Going forward, this could become a permanent state of deflation — with total ETH supply going down rather than up.
The consensus is that Ethereum will deflate anywhere between 0.50% – 4.50% per year going forward. If this proves correct, Ethereum could soon overtake Bitcoin as the world’s most deflationary major cryptocurrency.
That would be amazingly bullish for prices going forward.
Flippening Catalyst No. 2: The Ethereum network has become more efficient.
Ethereum’s smart-contract blockchain is providing the basic infrastructure for future generations of decentralized applications.
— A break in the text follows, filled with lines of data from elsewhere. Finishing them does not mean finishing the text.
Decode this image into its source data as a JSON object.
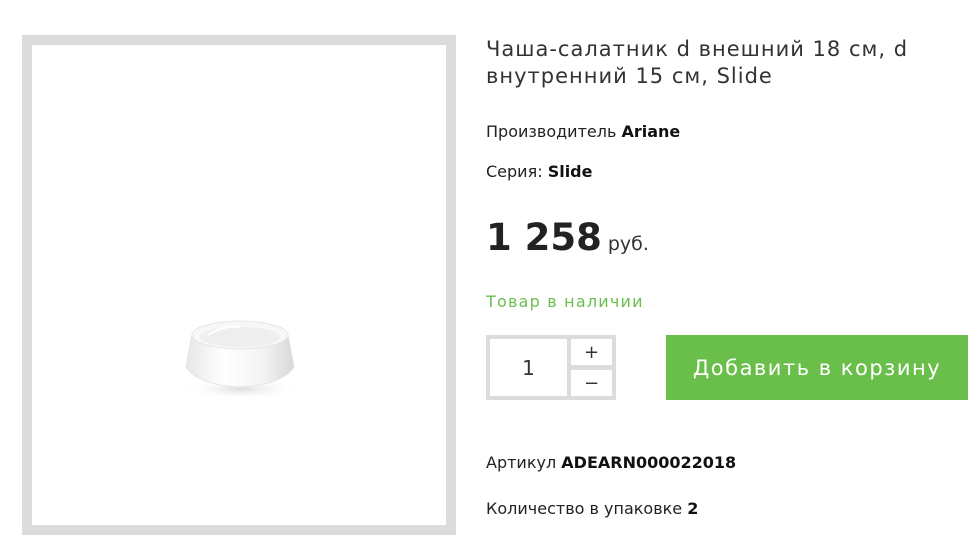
{
  "product": {
    "title": "Чаша-салатник d внешний 18 см, d внутренний 15 см, Slide",
    "manufacturer_label": "Производитель",
    "manufacturer_value": "Ariane",
    "series_label": "Серия:",
    "series_value": "Slide",
    "price_value": "1 258",
    "price_currency": "руб.",
    "stock_status": "Товар в наличии",
    "sku_label": "Артикул",
    "sku_value": "ADEARN000022018",
    "pack_label": "Количество в упаковке",
    "pack_value": "2"
  },
  "quantity": {
    "value": "1",
    "plus_label": "+",
    "minus_label": "−"
  },
  "cart": {
    "add_label": "Добавить в корзину"
  },
  "colors": {
    "accent_green": "#6abf4b",
    "frame_gray": "#dcdcdc"
  }
}
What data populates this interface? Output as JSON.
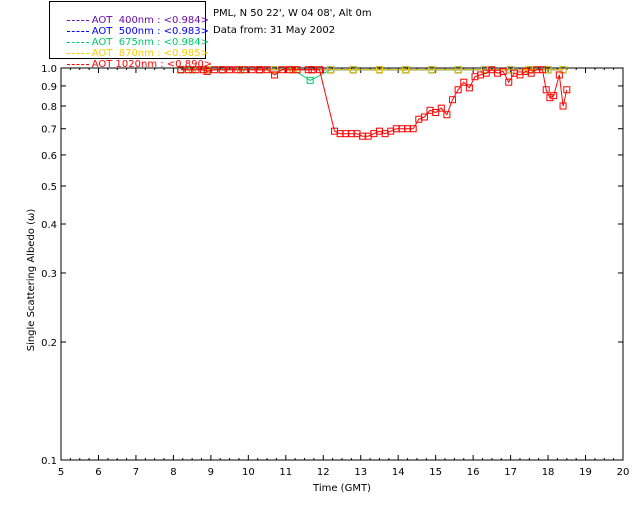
{
  "info": {
    "location": "PML, N 50 22', W 04 08', Alt 0m",
    "date": "Data from: 31 May 2002"
  },
  "legend": [
    {
      "label": "AOT  400nm : <0.984>",
      "color": "#6a0dad"
    },
    {
      "label": "AOT  500nm : <0.983>",
      "color": "#0000ff"
    },
    {
      "label": "AOT  675nm : <0.984>",
      "color": "#00cc66"
    },
    {
      "label": "AOT  870nm : <0.985>",
      "color": "#ffcc00"
    },
    {
      "label": "AOT 1020nm : <0.890>",
      "color": "#ff0000"
    }
  ],
  "chart_data": {
    "type": "line",
    "xlabel": "Time (GMT)",
    "ylabel": "Single Scattering Albedo (ω)",
    "xlim": [
      5,
      20
    ],
    "ylim": [
      0.1,
      1.0
    ],
    "yscale": "log",
    "xticks": [
      "5",
      "6",
      "7",
      "8",
      "9",
      "10",
      "11",
      "12",
      "13",
      "14",
      "15",
      "16",
      "17",
      "18",
      "19",
      "20"
    ],
    "yticks": [
      {
        "value": 1.0,
        "label": "1.0"
      },
      {
        "value": 0.9,
        "label": "0.9"
      },
      {
        "value": 0.8,
        "label": "0.8"
      },
      {
        "value": 0.7,
        "label": "0.7"
      },
      {
        "value": 0.6,
        "label": "0.6"
      },
      {
        "value": 0.5,
        "label": "0.5"
      },
      {
        "value": 0.4,
        "label": "0.4"
      },
      {
        "value": 0.3,
        "label": "0.3"
      },
      {
        "value": 0.2,
        "label": "0.2"
      },
      {
        "value": 0.1,
        "label": "0.1"
      }
    ],
    "series": [
      {
        "name": "AOT  400nm : <0.984>",
        "color": "#6a0dad",
        "x": [
          8.2,
          8.5,
          8.9,
          9.3,
          9.8,
          10.3,
          10.7,
          11.2,
          11.7,
          12.2,
          12.8,
          13.5,
          14.2,
          14.9,
          15.6,
          16.3,
          17.0,
          17.5,
          18.0,
          18.4
        ],
        "y": [
          0.99,
          0.99,
          0.99,
          0.99,
          0.99,
          0.99,
          0.99,
          0.99,
          0.99,
          0.99,
          0.99,
          0.99,
          0.99,
          0.99,
          0.99,
          0.99,
          0.99,
          0.99,
          0.99,
          0.99
        ]
      },
      {
        "name": "AOT  500nm : <0.983>",
        "color": "#0000ff",
        "x": [
          8.2,
          8.5,
          8.9,
          9.3,
          9.8,
          10.3,
          10.7,
          11.2,
          11.7,
          12.2,
          12.8,
          13.5,
          14.2,
          14.9,
          15.6,
          16.3,
          17.0,
          17.5,
          18.0,
          18.4
        ],
        "y": [
          0.99,
          0.99,
          0.99,
          0.99,
          0.99,
          0.99,
          0.99,
          0.99,
          0.99,
          0.99,
          0.99,
          0.99,
          0.99,
          0.99,
          0.99,
          0.99,
          0.99,
          0.99,
          0.99,
          0.99
        ]
      },
      {
        "name": "AOT  675nm : <0.984>",
        "color": "#00cc66",
        "x": [
          8.2,
          8.5,
          8.9,
          9.3,
          9.8,
          10.3,
          10.7,
          11.2,
          11.65,
          12.2,
          12.8,
          13.5,
          14.2,
          14.9,
          15.6,
          16.3,
          17.0,
          17.5,
          18.0,
          18.4
        ],
        "y": [
          0.99,
          0.99,
          0.99,
          0.99,
          0.99,
          0.99,
          0.99,
          0.99,
          0.93,
          0.99,
          0.99,
          0.99,
          0.99,
          0.99,
          0.99,
          0.99,
          0.99,
          0.99,
          0.99,
          0.99
        ]
      },
      {
        "name": "AOT  870nm : <0.985>",
        "color": "#ffcc00",
        "x": [
          8.2,
          8.5,
          8.9,
          9.3,
          9.8,
          10.3,
          10.7,
          11.2,
          11.7,
          12.2,
          12.8,
          13.5,
          14.2,
          14.9,
          15.6,
          16.3,
          17.0,
          17.5,
          18.0,
          18.4
        ],
        "y": [
          0.99,
          0.99,
          0.99,
          0.99,
          0.99,
          0.99,
          0.99,
          0.99,
          0.99,
          0.99,
          0.99,
          0.99,
          0.99,
          0.99,
          0.99,
          0.99,
          0.99,
          0.99,
          0.99,
          0.99
        ]
      },
      {
        "name": "AOT 1020nm : <0.890>",
        "color": "#ff0000",
        "x": [
          8.2,
          8.4,
          8.6,
          8.8,
          8.9,
          9.1,
          9.3,
          9.5,
          9.7,
          9.9,
          10.1,
          10.3,
          10.5,
          10.7,
          10.9,
          11.1,
          11.3,
          11.6,
          11.7,
          11.9,
          12.3,
          12.45,
          12.6,
          12.75,
          12.9,
          13.05,
          13.2,
          13.35,
          13.5,
          13.65,
          13.8,
          13.95,
          14.1,
          14.25,
          14.4,
          14.55,
          14.7,
          14.85,
          15.0,
          15.15,
          15.3,
          15.45,
          15.6,
          15.75,
          15.9,
          16.05,
          16.2,
          16.35,
          16.5,
          16.65,
          16.8,
          16.95,
          17.1,
          17.25,
          17.4,
          17.55,
          17.7,
          17.85,
          17.95,
          18.05,
          18.15,
          18.3,
          18.4,
          18.5
        ],
        "y": [
          0.99,
          0.99,
          0.99,
          0.99,
          0.98,
          0.99,
          0.99,
          0.99,
          0.99,
          0.99,
          0.99,
          0.99,
          0.99,
          0.96,
          0.99,
          0.99,
          0.99,
          0.99,
          0.99,
          0.99,
          0.69,
          0.68,
          0.68,
          0.68,
          0.68,
          0.67,
          0.67,
          0.68,
          0.69,
          0.68,
          0.69,
          0.7,
          0.7,
          0.7,
          0.7,
          0.74,
          0.75,
          0.78,
          0.77,
          0.79,
          0.76,
          0.83,
          0.88,
          0.92,
          0.89,
          0.95,
          0.96,
          0.97,
          0.99,
          0.97,
          0.98,
          0.92,
          0.97,
          0.96,
          0.98,
          0.97,
          0.99,
          0.99,
          0.88,
          0.84,
          0.85,
          0.96,
          0.8,
          0.88
        ]
      }
    ]
  }
}
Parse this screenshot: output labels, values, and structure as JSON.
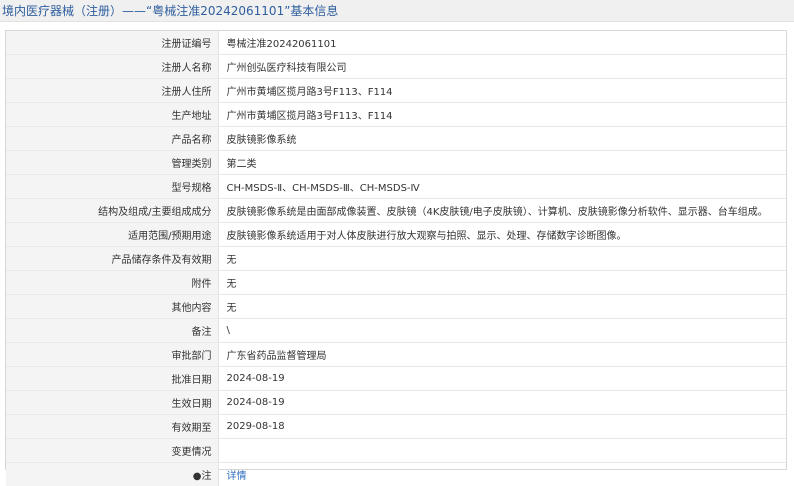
{
  "header": {
    "title": "境内医疗器械（注册）——“粤械注准20242061101”基本信息"
  },
  "rows": [
    {
      "label": "注册证编号",
      "value": "粤械注准20242061101"
    },
    {
      "label": "注册人名称",
      "value": "广州创弘医疗科技有限公司"
    },
    {
      "label": "注册人住所",
      "value": "广州市黄埔区揽月路3号F113、F114"
    },
    {
      "label": "生产地址",
      "value": "广州市黄埔区揽月路3号F113、F114"
    },
    {
      "label": "产品名称",
      "value": "皮肤镜影像系统"
    },
    {
      "label": "管理类别",
      "value": "第二类"
    },
    {
      "label": "型号规格",
      "value": "CH-MSDS-Ⅱ、CH-MSDS-Ⅲ、CH-MSDS-Ⅳ"
    },
    {
      "label": "结构及组成/主要组成成分",
      "value": "皮肤镜影像系统是由面部成像装置、皮肤镜（4K皮肤镜/电子皮肤镜）、计算机、皮肤镜影像分析软件、显示器、台车组成。"
    },
    {
      "label": "适用范围/预期用途",
      "value": "皮肤镜影像系统适用于对人体皮肤进行放大观察与拍照、显示、处理、存储数字诊断图像。"
    },
    {
      "label": "产品储存条件及有效期",
      "value": "无"
    },
    {
      "label": "附件",
      "value": "无"
    },
    {
      "label": "其他内容",
      "value": "无"
    },
    {
      "label": "备注",
      "value": "\\"
    },
    {
      "label": "审批部门",
      "value": "广东省药品监督管理局"
    },
    {
      "label": "批准日期",
      "value": "2024-08-19"
    },
    {
      "label": "生效日期",
      "value": "2024-08-19"
    },
    {
      "label": "有效期至",
      "value": "2029-08-18"
    },
    {
      "label": "变更情况",
      "value": ""
    },
    {
      "label": "●注",
      "value": "详情"
    }
  ]
}
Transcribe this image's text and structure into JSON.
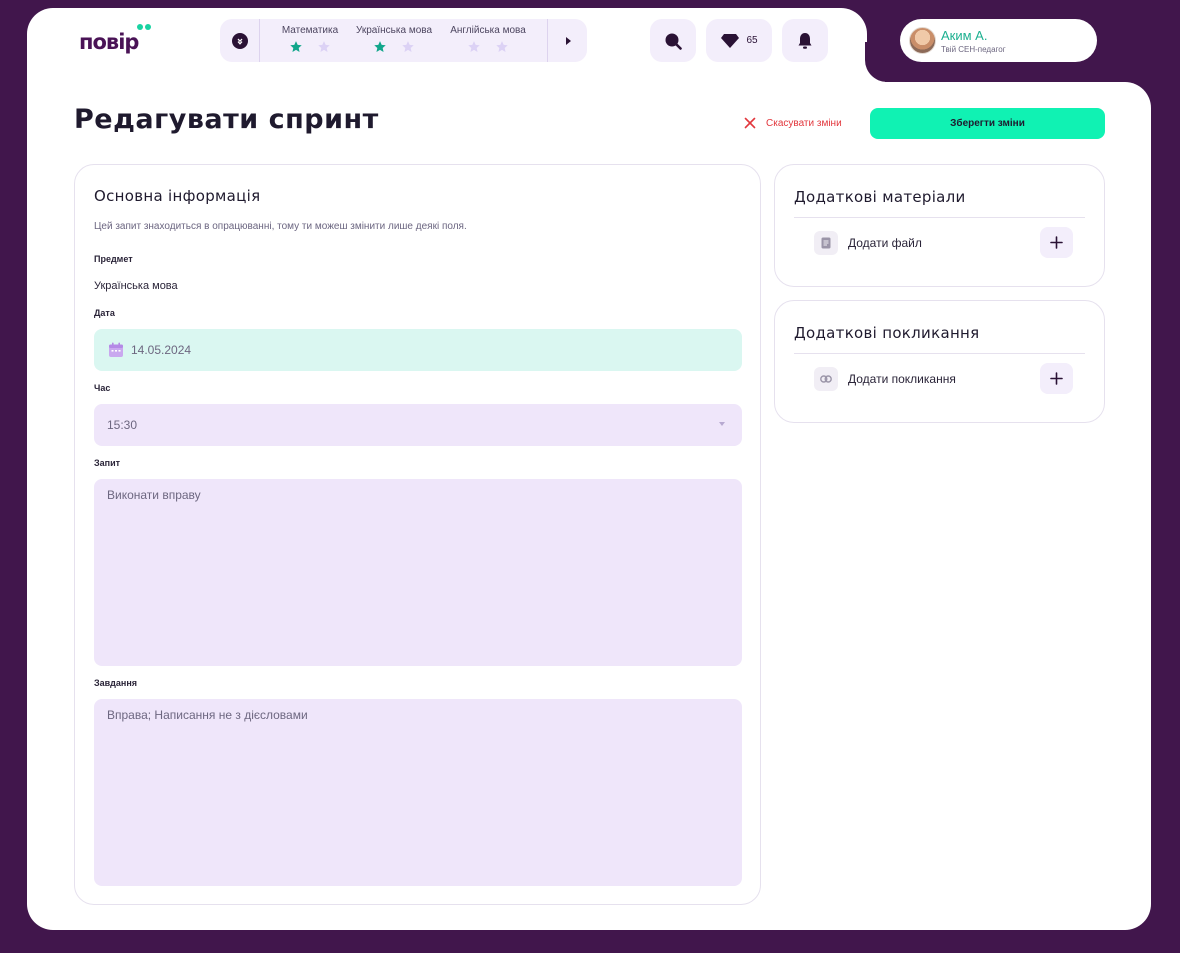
{
  "app": {
    "logo_text": "повір"
  },
  "subjects": [
    {
      "name": "Математика",
      "stars_filled": 1,
      "stars_total": 2
    },
    {
      "name": "Українська мова",
      "stars_filled": 1,
      "stars_total": 2
    },
    {
      "name": "Англійська мова",
      "stars_filled": 0,
      "stars_total": 2
    }
  ],
  "header": {
    "gems_count": "65"
  },
  "user": {
    "name": "Аким А.",
    "role": "Твій СЕН-педагог"
  },
  "page": {
    "title": "Редагувати спринт",
    "cancel_label": "Скасувати зміни",
    "save_label": "Зберегти зміни"
  },
  "main_card": {
    "title": "Основна інформація",
    "note": "Цей запит знаходиться в опрацюванні, тому ти можеш змінити лише деякі поля.",
    "subject_label": "Предмет",
    "subject_value": "Українська мова",
    "date_label": "Дата",
    "date_value": "14.05.2024",
    "time_label": "Час",
    "time_value": "15:30",
    "request_label": "Запит",
    "request_value": "Виконати вправу",
    "task_label": "Завдання",
    "task_value": "Вправа; Написання не з дієсловами"
  },
  "materials": {
    "title": "Додаткові матеріали",
    "add_label": "Додати файл"
  },
  "links": {
    "title": "Додаткові покликання",
    "add_label": "Додати покликання"
  },
  "colors": {
    "background": "#41164c",
    "accent": "#10f2b3",
    "star_filled": "#12a68b",
    "star_empty": "#dcd2f5",
    "danger": "#e2373d"
  }
}
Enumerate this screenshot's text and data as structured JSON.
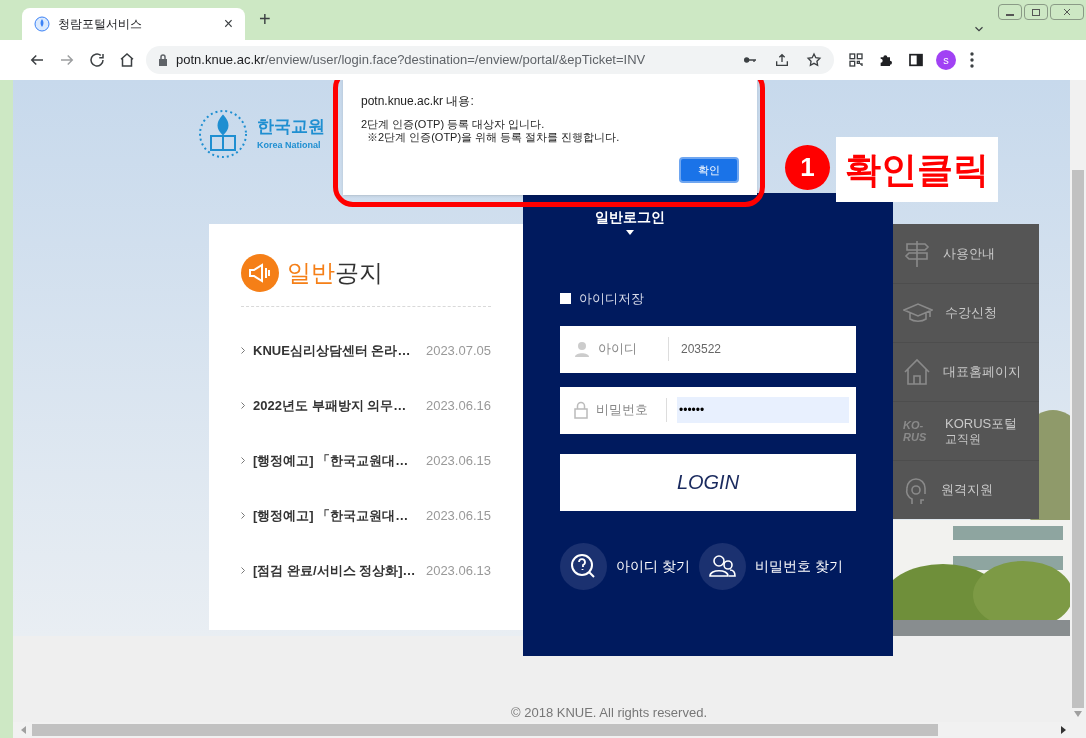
{
  "browser": {
    "tab_title": "청람포털서비스",
    "tab_close": "×",
    "new_tab": "+",
    "url_host": "potn.knue.ac.kr",
    "url_path": "/enview/user/login.face?destination=/enview/portal/&epTicket=INV",
    "profile_initial": "s"
  },
  "logo": {
    "name": "한국교원",
    "subtitle": "Korea National"
  },
  "notice": {
    "title_accent": "일반",
    "title_rest": "공지",
    "items": [
      {
        "title": "KNUE심리상담센터 온라…",
        "date": "2023.07.05"
      },
      {
        "title": "2022년도 부패방지 의무…",
        "date": "2023.06.16"
      },
      {
        "title": "[행정예고] 「한국교원대…",
        "date": "2023.06.15"
      },
      {
        "title": "[행정예고] 「한국교원대…",
        "date": "2023.06.15"
      },
      {
        "title": "[점검 완료/서비스 정상화]…",
        "date": "2023.06.13"
      }
    ]
  },
  "login": {
    "tab": "일반로그인",
    "remember": {
      "label": "아이디저장",
      "checked": false
    },
    "id_field": {
      "label": "아이디",
      "value": "203522"
    },
    "password_field": {
      "label": "비밀번호",
      "value": "••••••",
      "highlighted": true
    },
    "button": "LOGIN",
    "find_id": "아이디 찾기",
    "find_password": "비밀번호 찾기"
  },
  "side_menu": [
    {
      "kind": "signpost",
      "label": "사용안내"
    },
    {
      "kind": "cap",
      "label": "수강신청"
    },
    {
      "kind": "house",
      "label": "대표홈페이지"
    },
    {
      "kind": "korus",
      "icon_text": [
        "KO-",
        "RUS"
      ],
      "label": "KORUS포털",
      "sublabel": "교직원"
    },
    {
      "kind": "headset",
      "label": "원격지원"
    }
  ],
  "footer": "© 2018 KNUE. All rights reserved.",
  "dialog": {
    "origin": "potn.knue.ac.kr 내용:",
    "lines": [
      "2단계 인증(OTP) 등록 대상자 입니다.",
      "※2단계 인증(OTP)을 위해 등록 절차를 진행합니다."
    ],
    "button": "확인"
  },
  "annotation": {
    "number": "1",
    "text": "확인클릭"
  }
}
Plus, it’s forming the global backbone for web3, the next-generation internet.
But to stay in that position, Ethereum’s network will have to continue to remain fast and competitive.
Which is why it’s critical to note that in the wake of the Merge, the cost of a single ETH transaction went down to 40 cents — which is about an eighth of what it was pre-Merge.
We expect this is just the beginning as future upgrades roll out.
For example, the upcoming Shanghai upgrade could slash transactional gas charges further.
One proposed change under that upgrade — called EIP-4488 — promotes usage of Ethereum's rollups, which are Layer-2 scalable networks that make transactions vastly cheaper.
Indeed, fees are expected to be 1% or even less than corresponding transactions on Ethereum's base layer.
This is important because there are all types of use cases — including dApps and games — that require near-zero gas charges to be viable.
With the Merge behind us, these additional improvements will get renewed attention.
And it’s precisely this kind of intense, ongoing development that should ensure Ethereum-based economies continue to grow.
Flippening Catalyst No. 3: A whole new wave of environmental, social and governance investors could start piling into ETH.
Perhaps the most widely known impact of the Merge was that it reduced Ethereum’s electricity consumption by 99.95%.
And while that may be the least important development for the network’s utility, it could end up being the main reason big institutional investors take a new look at parking money into ETH.
The reason why is simple: ETH will now be viewed as a great way to further diversify ESG portfolios.
No matter what you think of the concept personally, ESG investing has been gaining a lot of momentum on Wall Street.
A recent Bloomberg report says ESG portfolios already account for $1 out of every $3 being managed globally. In addition, the total amount of ESG assets is expected to grow to $41 trillion by the end of this year.
If even a small amount of that institutional money starts trickling into ETH, it could multiply demand at a time when supply is already stagnating or even shrinking.
The bottom line?
There has never been a more bullish backdrop for ETH on a technical level.
What to do with that information is now in your hands.